Abstract: Security system analysis and safety system analysis have in common to identifying the circumstances that could threaten the system’s functions or integrity. While safety is concerned with avoiding accidents, security system analysis aims to prevent the system from suffering from intentional acts. In security analysis, this modeling of an attacker’s intention is done with the identification of security targets and, in combination with the identification of the surface of attack helps to specify the system defence to build. Systems-Theoretic Process Analysis (STPA) which is the hazard analysis technique of Systems-Theoretic Accident Model and Processes (STAMP) offers to reason about the system in terms of its control loops and to derive the safety constraints of the system by identify how the entities of a control loop could malfunction or miss their goal. STAMP integrates a notion of causal facto to elicit safety properties of complex systems. Such modeling is intrinsically focused on the system’s point of view while a security analysis would need to understand the attacker’s intention and capabilities. Attack Trees is a graphical representation to model and analyse potential attack strategies. Attack Trees could be extended to consider defensive patterns in Attack Defence Trees (ADTrees). In this talk we explore the possibilities to combine both STPA analysis and ADTrees modeling to strengthen a system security analysis. The approach would help to identify attack intentions and capabilities to priorities and reduce the scope of the analysis.
10 July Reading group:
Adversarial Examples – A Complete Characterisation of the Phenomenon: https://arxiv.org/abs/1810.01185
17 July Presentation and discussion of MSc thesis results: Pierre Le Hen
24 July Presentation and discussion of MSc thesis results: Daniel Kienitz
31 July Presentation and discussion of MSc thesis results: Pascal Bacchus
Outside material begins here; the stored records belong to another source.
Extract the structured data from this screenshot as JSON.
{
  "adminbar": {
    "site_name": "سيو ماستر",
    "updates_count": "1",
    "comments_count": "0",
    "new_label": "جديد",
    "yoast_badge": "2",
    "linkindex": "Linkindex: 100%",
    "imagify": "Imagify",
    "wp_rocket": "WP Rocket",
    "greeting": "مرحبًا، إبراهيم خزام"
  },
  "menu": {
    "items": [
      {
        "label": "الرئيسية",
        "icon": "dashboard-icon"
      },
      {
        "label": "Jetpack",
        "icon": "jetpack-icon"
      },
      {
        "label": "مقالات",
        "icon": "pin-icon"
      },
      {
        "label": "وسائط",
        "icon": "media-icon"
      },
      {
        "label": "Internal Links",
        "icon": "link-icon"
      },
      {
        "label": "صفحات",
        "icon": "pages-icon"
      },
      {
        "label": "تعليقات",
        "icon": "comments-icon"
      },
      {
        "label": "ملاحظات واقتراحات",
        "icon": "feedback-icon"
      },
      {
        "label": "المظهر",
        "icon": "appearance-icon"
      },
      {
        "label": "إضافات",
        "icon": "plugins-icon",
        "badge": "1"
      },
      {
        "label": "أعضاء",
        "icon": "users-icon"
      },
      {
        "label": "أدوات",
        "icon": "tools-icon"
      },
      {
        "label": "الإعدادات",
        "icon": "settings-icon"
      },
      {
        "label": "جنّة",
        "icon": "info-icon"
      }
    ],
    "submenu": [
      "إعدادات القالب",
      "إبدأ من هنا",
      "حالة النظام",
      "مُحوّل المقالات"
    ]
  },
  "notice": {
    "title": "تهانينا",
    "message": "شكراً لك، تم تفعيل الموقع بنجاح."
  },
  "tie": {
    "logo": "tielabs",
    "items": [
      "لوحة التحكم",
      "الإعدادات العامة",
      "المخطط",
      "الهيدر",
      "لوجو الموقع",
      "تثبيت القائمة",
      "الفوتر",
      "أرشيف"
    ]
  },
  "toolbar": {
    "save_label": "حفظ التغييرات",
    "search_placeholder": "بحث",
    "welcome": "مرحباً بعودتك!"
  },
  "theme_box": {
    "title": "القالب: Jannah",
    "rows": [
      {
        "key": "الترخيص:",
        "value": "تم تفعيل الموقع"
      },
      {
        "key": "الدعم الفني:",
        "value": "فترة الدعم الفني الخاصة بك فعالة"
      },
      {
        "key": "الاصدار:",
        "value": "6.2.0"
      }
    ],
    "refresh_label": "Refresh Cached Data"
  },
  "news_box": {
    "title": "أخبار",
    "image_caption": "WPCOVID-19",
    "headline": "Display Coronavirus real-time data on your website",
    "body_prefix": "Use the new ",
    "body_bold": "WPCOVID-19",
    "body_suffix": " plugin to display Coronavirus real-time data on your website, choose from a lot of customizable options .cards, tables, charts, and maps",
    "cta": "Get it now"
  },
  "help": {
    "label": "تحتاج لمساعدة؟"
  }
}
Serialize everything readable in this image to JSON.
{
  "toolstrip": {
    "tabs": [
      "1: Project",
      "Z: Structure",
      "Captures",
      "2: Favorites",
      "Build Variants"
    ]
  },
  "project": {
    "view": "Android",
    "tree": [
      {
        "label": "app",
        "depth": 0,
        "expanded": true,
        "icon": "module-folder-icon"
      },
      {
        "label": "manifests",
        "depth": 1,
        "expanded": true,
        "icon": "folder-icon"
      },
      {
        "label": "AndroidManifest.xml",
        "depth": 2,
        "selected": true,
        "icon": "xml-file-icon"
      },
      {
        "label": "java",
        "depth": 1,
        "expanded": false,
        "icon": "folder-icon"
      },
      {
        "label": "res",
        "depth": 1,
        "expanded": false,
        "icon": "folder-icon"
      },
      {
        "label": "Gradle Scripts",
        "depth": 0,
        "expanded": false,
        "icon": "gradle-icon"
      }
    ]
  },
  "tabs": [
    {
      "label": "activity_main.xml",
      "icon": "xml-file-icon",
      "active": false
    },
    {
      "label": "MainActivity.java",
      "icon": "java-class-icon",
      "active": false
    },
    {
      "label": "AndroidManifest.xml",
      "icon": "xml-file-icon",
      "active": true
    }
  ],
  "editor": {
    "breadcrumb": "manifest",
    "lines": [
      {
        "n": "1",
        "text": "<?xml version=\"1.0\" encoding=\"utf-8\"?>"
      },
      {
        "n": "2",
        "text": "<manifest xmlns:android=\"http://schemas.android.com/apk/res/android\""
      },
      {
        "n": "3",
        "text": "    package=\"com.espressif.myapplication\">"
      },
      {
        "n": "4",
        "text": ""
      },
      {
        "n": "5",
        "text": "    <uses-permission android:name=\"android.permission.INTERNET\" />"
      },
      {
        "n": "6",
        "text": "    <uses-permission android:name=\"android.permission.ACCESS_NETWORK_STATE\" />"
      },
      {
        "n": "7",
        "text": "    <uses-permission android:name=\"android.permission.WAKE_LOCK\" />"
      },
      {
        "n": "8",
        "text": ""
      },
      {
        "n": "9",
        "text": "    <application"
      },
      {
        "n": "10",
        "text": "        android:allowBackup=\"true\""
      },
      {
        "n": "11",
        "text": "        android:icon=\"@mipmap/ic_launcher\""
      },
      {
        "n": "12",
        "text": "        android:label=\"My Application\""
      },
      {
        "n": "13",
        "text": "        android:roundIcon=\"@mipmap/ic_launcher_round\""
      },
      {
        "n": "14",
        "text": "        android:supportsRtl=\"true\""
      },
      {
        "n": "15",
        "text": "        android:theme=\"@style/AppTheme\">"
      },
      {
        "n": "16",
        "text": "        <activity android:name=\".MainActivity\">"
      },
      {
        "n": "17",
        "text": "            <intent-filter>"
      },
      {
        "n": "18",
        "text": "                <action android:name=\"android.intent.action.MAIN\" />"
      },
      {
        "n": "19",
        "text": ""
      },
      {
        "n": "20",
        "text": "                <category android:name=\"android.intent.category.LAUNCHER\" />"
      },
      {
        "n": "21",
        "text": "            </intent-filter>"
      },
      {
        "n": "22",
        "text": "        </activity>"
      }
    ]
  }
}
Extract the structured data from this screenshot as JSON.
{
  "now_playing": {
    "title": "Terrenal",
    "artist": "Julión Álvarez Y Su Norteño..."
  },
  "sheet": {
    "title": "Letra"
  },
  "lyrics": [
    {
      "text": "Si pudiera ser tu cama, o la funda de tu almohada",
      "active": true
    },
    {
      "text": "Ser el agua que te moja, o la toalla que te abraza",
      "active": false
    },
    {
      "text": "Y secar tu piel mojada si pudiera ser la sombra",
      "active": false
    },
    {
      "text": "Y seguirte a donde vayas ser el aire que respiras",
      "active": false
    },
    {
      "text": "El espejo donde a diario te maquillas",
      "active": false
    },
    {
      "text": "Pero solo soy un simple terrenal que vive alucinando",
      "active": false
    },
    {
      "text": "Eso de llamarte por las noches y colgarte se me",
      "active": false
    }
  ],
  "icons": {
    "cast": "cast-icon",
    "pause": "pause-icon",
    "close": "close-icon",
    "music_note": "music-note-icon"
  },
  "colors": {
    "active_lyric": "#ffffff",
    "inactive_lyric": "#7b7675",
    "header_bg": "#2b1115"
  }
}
January — April 2019

DateTopics, January — March 2019
9 JanSemester 2 Introduction.
Reading Seminar: In the next 6 sessions, we will cover
Safety Verification of Deep Neural Networks,
by Xiaowei Huang, Marta Kwiatkowska, Sen Wang and Min Wu
23 Jan

Reading Seminar: Introduction and general set-up
30 JanReading Seminar:
Background definitions, regions
6 Feb
Reading Seminar:
Verification Framework
13FebReading Seminar:
Feature Decomposition and Discovery
20 FebReading Seminar:
Feature Decomposition and Discovery
28 FebReading Seminar:
Selection of Regions and Manipulations
6 MarchReading Seminar:
Checking the verification properties in an SMT solver
18 MarchLAIV Masterclass: Survey of Deep Learning: Methods and Applications,
by Javier Garcia
21 MarchLAIV Masterclass: Convolutional Neural nets, by Mario Vasilev
27 MarchLAIV Masterclass: Keras and Adversarial example generation,
by Fraser Garrow